"You have to grind," Cabrera said. "We know we've got a tough schedule. We know May is going to be tough for us. If we can handle May, this hard schedule, I think we're going to be OK the rest of the season, because we already have three road trips of, like, 10 days."
Monday started a three-city, 10-day, 11-game trip that will take the Tigers to Chicago and Kansas City before they return home. They'll have a late-night flight out of Houston on Thursday and land Friday morning in Chicago, where they'll open a weekend series against the White Sox with a doubleheader beginning at 4:10 p.m. CT.
Since the season-opening series in Chicago, every Tigers road trip this season has included three cities and at least nine games. They went to Cleveland, Tampa Bay and Minnesota in mid-April. Their trip earlier this month took them to Oakland, Arizona and Anaheim. By the time they wrap up this trip May 31 in Kansas City, they'll have played 19 of their last 25 games on the road across six cities.
"I think that's too much for a team that early, but we're going to grind," Cabrera said. "We're not going to put an excuse out there. I think we have to battle. I think we have to go out there and do our job better."
The bright side for the Tigers is that they'll have one more three-city trip after this one, and it's a comparatively easy July-August trek to New York, Baltimore and Pittsburgh. Their West Coast trip next month will have its challenges, with a late-night flight from Seattle to San Diego, but they'll take it.
All of these games are vital, not just at season's end but for the non-waiver Trade Deadline at the end of July.
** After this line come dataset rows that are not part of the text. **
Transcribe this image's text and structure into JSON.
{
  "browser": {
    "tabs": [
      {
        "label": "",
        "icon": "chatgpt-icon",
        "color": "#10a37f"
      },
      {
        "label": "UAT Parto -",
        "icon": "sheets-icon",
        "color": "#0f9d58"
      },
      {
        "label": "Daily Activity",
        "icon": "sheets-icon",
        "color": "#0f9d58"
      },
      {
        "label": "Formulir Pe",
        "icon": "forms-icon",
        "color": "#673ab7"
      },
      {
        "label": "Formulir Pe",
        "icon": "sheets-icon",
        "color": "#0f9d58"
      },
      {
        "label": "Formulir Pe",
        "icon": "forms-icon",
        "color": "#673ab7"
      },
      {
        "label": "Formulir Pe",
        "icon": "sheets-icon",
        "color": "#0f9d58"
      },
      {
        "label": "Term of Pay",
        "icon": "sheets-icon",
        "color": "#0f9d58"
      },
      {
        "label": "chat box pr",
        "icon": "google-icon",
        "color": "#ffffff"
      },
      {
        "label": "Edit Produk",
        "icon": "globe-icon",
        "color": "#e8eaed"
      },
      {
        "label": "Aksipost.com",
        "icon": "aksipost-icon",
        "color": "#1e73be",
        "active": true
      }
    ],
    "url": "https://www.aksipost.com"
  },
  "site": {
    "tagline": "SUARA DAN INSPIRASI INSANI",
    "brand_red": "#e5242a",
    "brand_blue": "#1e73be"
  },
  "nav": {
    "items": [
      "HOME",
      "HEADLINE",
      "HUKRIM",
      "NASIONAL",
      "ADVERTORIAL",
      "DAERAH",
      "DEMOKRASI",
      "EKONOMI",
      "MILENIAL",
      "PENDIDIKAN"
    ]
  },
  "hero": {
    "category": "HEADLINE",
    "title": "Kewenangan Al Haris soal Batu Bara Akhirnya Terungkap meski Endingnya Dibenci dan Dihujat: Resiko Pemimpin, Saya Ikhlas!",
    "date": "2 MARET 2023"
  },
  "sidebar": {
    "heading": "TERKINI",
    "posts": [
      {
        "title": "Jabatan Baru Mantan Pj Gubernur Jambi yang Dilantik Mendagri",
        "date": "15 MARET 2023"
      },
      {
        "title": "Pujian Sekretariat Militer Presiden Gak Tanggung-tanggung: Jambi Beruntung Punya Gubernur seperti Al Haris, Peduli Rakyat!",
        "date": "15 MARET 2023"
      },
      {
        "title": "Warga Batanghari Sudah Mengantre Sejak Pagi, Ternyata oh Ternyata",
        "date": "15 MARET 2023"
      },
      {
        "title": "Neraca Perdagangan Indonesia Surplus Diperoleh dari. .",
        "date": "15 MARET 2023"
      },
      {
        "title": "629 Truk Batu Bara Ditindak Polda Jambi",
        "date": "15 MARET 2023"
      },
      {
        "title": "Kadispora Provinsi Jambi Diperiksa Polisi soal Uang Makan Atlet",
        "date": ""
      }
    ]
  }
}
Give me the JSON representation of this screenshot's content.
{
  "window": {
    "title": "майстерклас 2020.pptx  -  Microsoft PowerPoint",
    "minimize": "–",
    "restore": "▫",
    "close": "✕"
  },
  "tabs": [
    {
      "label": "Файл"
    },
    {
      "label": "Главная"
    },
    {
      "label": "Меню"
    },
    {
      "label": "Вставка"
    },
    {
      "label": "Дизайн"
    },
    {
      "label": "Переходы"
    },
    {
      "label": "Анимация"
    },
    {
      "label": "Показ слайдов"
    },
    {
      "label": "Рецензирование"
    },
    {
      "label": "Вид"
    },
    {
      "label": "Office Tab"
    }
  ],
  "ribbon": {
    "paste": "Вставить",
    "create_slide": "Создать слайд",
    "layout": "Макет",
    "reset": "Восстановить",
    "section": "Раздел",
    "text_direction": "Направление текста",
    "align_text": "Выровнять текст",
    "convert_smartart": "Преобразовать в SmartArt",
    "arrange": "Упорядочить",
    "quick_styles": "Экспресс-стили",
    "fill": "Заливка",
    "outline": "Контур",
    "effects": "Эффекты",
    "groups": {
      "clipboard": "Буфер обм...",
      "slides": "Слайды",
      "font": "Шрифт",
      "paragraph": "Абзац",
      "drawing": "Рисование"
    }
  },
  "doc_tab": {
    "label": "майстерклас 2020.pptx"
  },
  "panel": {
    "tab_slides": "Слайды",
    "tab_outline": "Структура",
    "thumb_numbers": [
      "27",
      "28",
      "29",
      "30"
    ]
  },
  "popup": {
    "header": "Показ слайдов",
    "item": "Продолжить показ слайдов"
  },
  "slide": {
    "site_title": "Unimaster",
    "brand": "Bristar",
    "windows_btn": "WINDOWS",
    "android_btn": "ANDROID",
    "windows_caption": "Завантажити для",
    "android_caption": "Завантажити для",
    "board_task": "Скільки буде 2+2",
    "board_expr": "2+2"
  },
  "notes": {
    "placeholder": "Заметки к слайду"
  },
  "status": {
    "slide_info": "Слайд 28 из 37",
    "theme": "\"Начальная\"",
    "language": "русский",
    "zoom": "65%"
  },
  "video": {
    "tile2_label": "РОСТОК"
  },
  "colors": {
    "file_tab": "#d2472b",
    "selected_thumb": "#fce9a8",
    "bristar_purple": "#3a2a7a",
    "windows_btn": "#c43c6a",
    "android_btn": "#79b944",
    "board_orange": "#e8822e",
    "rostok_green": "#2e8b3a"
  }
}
The Tigers are keenly aware of their precarious standing between contenders and sellers with the second-highest payroll in the Majors, and that another summer hovering around .500 might push them toward the latter with so many expiring contracts and a youth movement on the horizon.
Jason Beck has covered the Tigers for MLB.com since 2002. Read Beck's Blog, follow him on Twitter @beckjason and Facebook. This story was not subject to the approval of Major League Baseball or its clubs.